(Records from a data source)
━━━━━━━━━━

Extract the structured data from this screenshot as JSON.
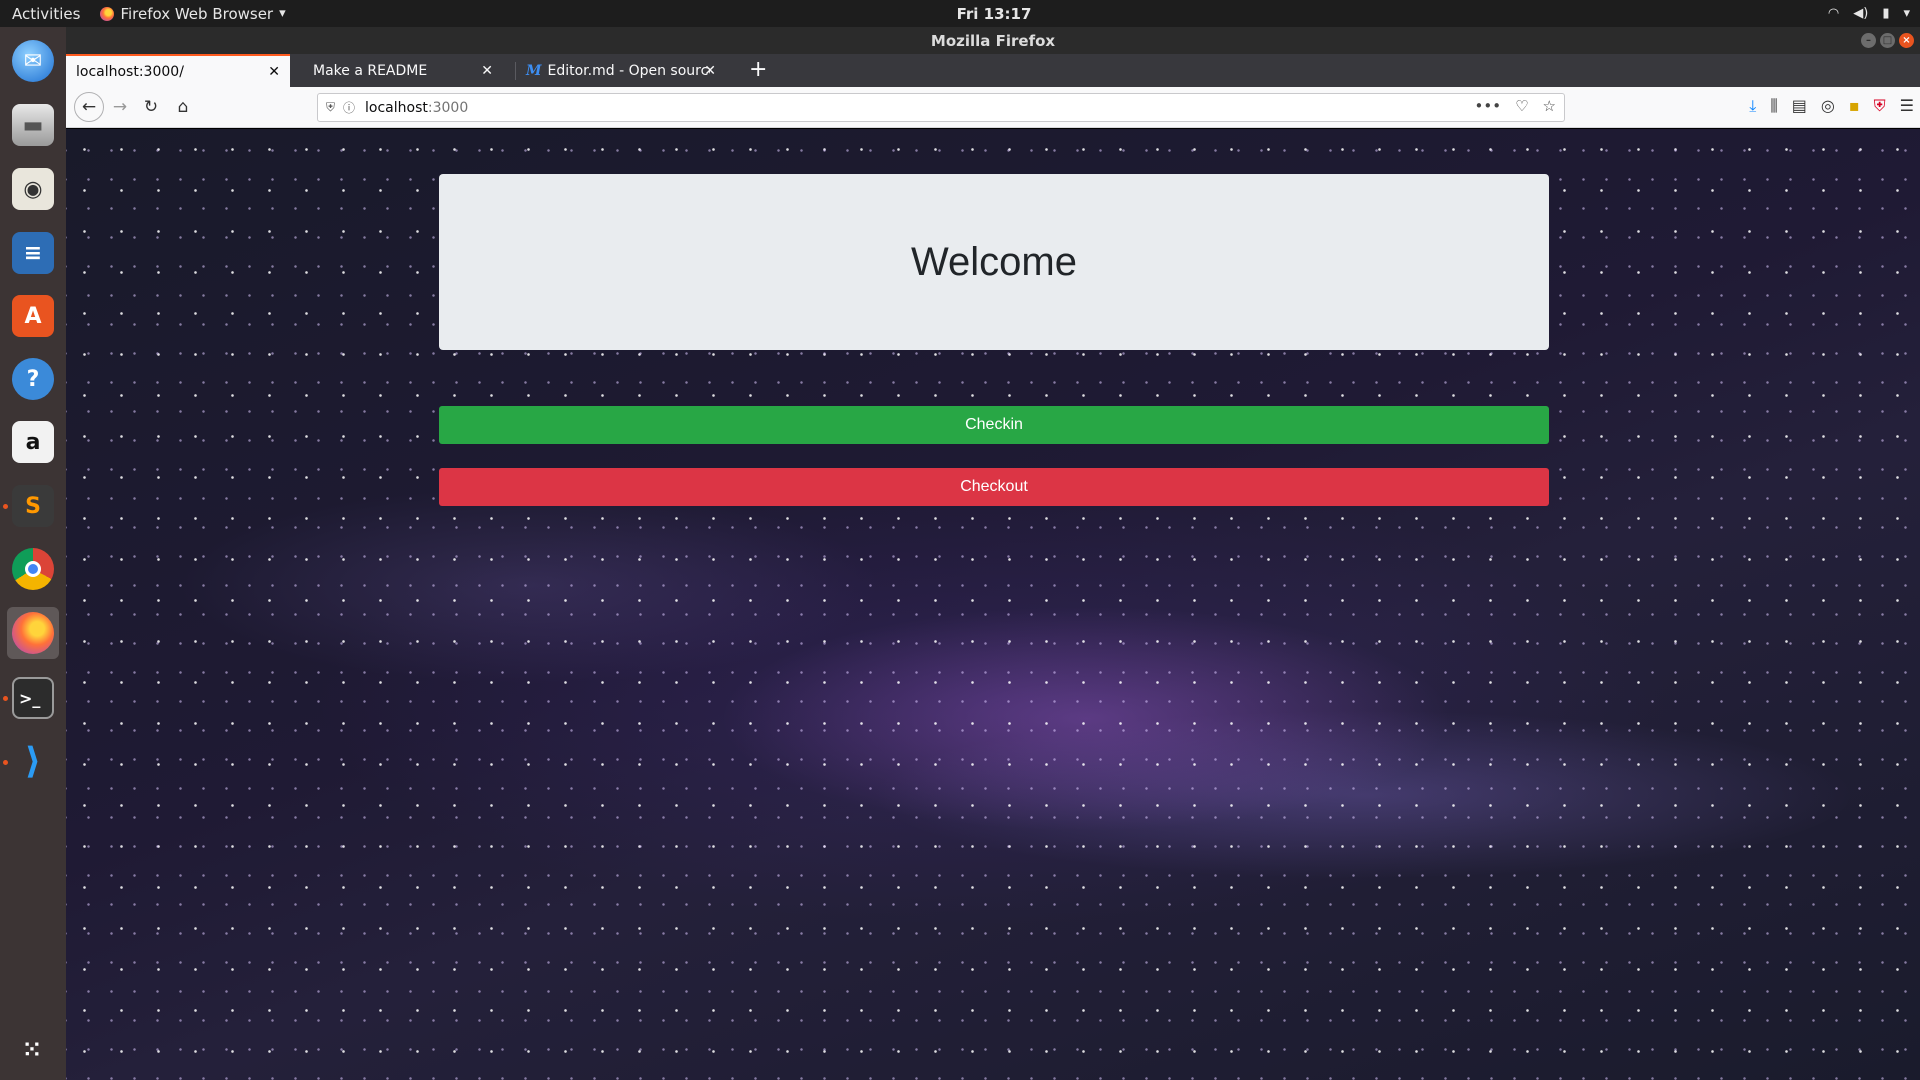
{
  "topbar": {
    "activities": "Activities",
    "app_menu": "Firefox Web Browser",
    "clock": "Fri 13:17"
  },
  "window": {
    "title": "Mozilla Firefox"
  },
  "tabs": [
    {
      "label": "localhost:3000/",
      "active": true
    },
    {
      "label": "Make a README",
      "active": false
    },
    {
      "label": "Editor.md - Open source",
      "active": false
    }
  ],
  "navbar": {
    "url_host": "localhost",
    "url_port": ":3000"
  },
  "page": {
    "heading": "Welcome",
    "checkin_label": "Checkin",
    "checkout_label": "Checkout"
  },
  "colors": {
    "success": "#28a745",
    "danger": "#dc3545",
    "jumbotron": "#e9ecef",
    "tab_accent": "#ff5b1f"
  },
  "dock": [
    {
      "icon": "thunderbird-icon"
    },
    {
      "icon": "files-icon"
    },
    {
      "icon": "rhythmbox-icon"
    },
    {
      "icon": "libreoffice-writer-icon"
    },
    {
      "icon": "ubuntu-software-icon"
    },
    {
      "icon": "help-icon"
    },
    {
      "icon": "amazon-icon"
    },
    {
      "icon": "sublime-text-icon"
    },
    {
      "icon": "chrome-icon"
    },
    {
      "icon": "firefox-icon"
    },
    {
      "icon": "terminal-icon"
    },
    {
      "icon": "vscode-icon"
    },
    {
      "icon": "show-apps-icon"
    }
  ]
}
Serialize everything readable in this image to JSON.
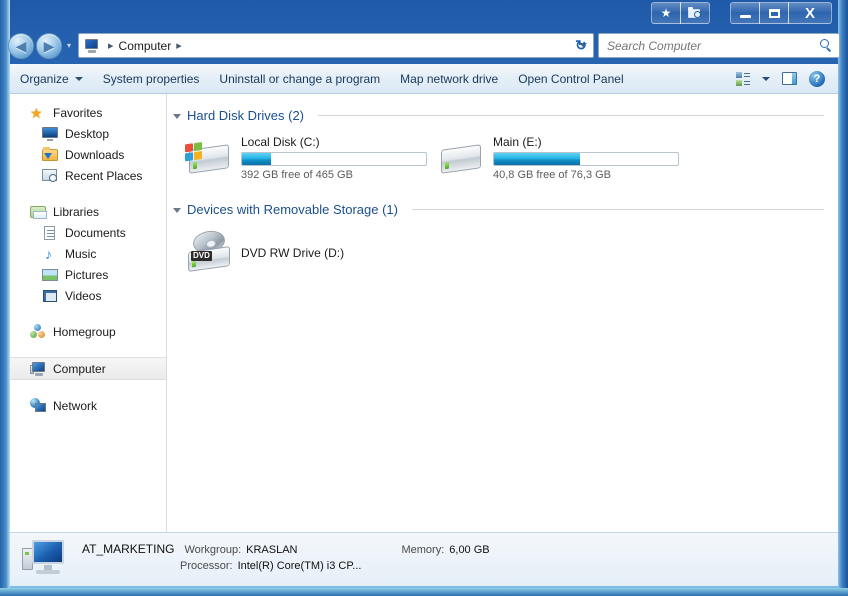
{
  "titlebar": {
    "caption_buttons": [
      {
        "name": "favorites-button",
        "glyph": "★"
      },
      {
        "name": "history-button",
        "glyph": "὜0"
      }
    ],
    "minimize_label": "Minimize",
    "maximize_label": "Maximize",
    "close_label": "X"
  },
  "navbar": {
    "back_glyph": "◀",
    "forward_glyph": "▶",
    "address": {
      "icon": "computer-icon",
      "crumbs": [
        "Computer"
      ],
      "separator": "▸",
      "leading_separator": "▸"
    },
    "refresh_glyph": "↻",
    "search": {
      "placeholder": "Search Computer",
      "value": ""
    }
  },
  "toolbar": {
    "items": [
      {
        "label": "Organize",
        "has_caret": true
      },
      {
        "label": "System properties",
        "has_caret": false
      },
      {
        "label": "Uninstall or change a program",
        "has_caret": false
      },
      {
        "label": "Map network drive",
        "has_caret": false
      },
      {
        "label": "Open Control Panel",
        "has_caret": false
      }
    ],
    "views_label": "Change your view",
    "preview_label": "Show the preview pane",
    "help_label": "?"
  },
  "sidebar": {
    "groups": [
      {
        "header": {
          "label": "Favorites",
          "icon": "star-icon"
        },
        "items": [
          {
            "label": "Desktop",
            "icon": "desktop-icon"
          },
          {
            "label": "Downloads",
            "icon": "downloads-folder-icon"
          },
          {
            "label": "Recent Places",
            "icon": "recent-places-icon"
          }
        ]
      },
      {
        "header": {
          "label": "Libraries",
          "icon": "libraries-icon"
        },
        "items": [
          {
            "label": "Documents",
            "icon": "documents-icon"
          },
          {
            "label": "Music",
            "icon": "music-icon"
          },
          {
            "label": "Pictures",
            "icon": "pictures-icon"
          },
          {
            "label": "Videos",
            "icon": "videos-icon"
          }
        ]
      },
      {
        "header": {
          "label": "Homegroup",
          "icon": "homegroup-icon"
        },
        "items": []
      },
      {
        "header": {
          "label": "Computer",
          "icon": "computer-icon",
          "selected": true
        },
        "items": []
      },
      {
        "header": {
          "label": "Network",
          "icon": "network-icon"
        },
        "items": []
      }
    ]
  },
  "content": {
    "groups": [
      {
        "title": "Hard Disk Drives (2)",
        "expanded": true,
        "tiles": [
          {
            "name": "Local Disk (C:)",
            "icon": "system-hard-drive-icon",
            "has_progress": true,
            "used_percent": 16,
            "free_text": "392 GB free of 465 GB",
            "free_value": "392 GB",
            "total_value": "465 GB"
          },
          {
            "name": "Main (E:)",
            "icon": "hard-drive-icon",
            "has_progress": true,
            "used_percent": 47,
            "free_text": "40,8 GB free of 76,3 GB",
            "free_value": "40,8 GB",
            "total_value": "76,3 GB"
          }
        ]
      },
      {
        "title": "Devices with Removable Storage (1)",
        "expanded": true,
        "tiles": [
          {
            "name": "DVD RW Drive (D:)",
            "icon": "dvd-drive-icon",
            "icon_badge": "DVD",
            "has_progress": false,
            "free_text": ""
          }
        ]
      }
    ]
  },
  "statusbar": {
    "icon": "computer-icon",
    "computer_name": "AT_MARKETING",
    "workgroup_label": "Workgroup:",
    "workgroup_value": "KRASLAN",
    "memory_label": "Memory:",
    "memory_value": "6,00 GB",
    "processor_label": "Processor:",
    "processor_value": "Intel(R) Core(TM) i3 CP..."
  }
}
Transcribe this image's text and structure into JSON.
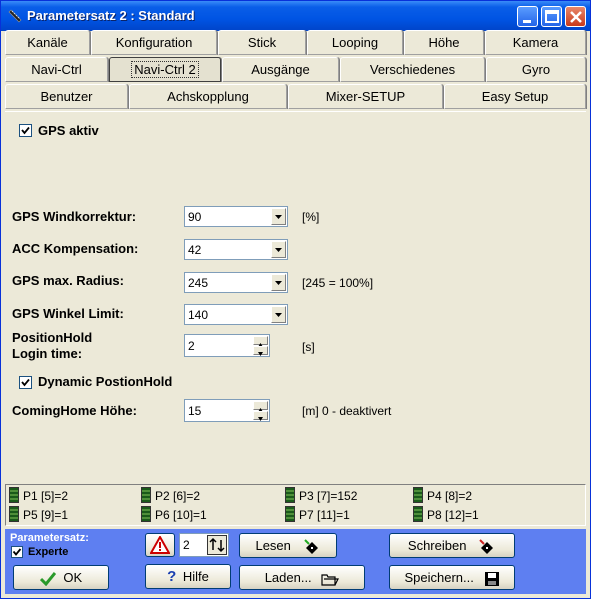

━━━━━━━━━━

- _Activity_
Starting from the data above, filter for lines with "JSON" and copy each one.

- _Task response_
Extract the structured data from this screenshot as JSON.
Serialize everything readable in this image to JSON.
Transcribe this image's text and structure into JSON.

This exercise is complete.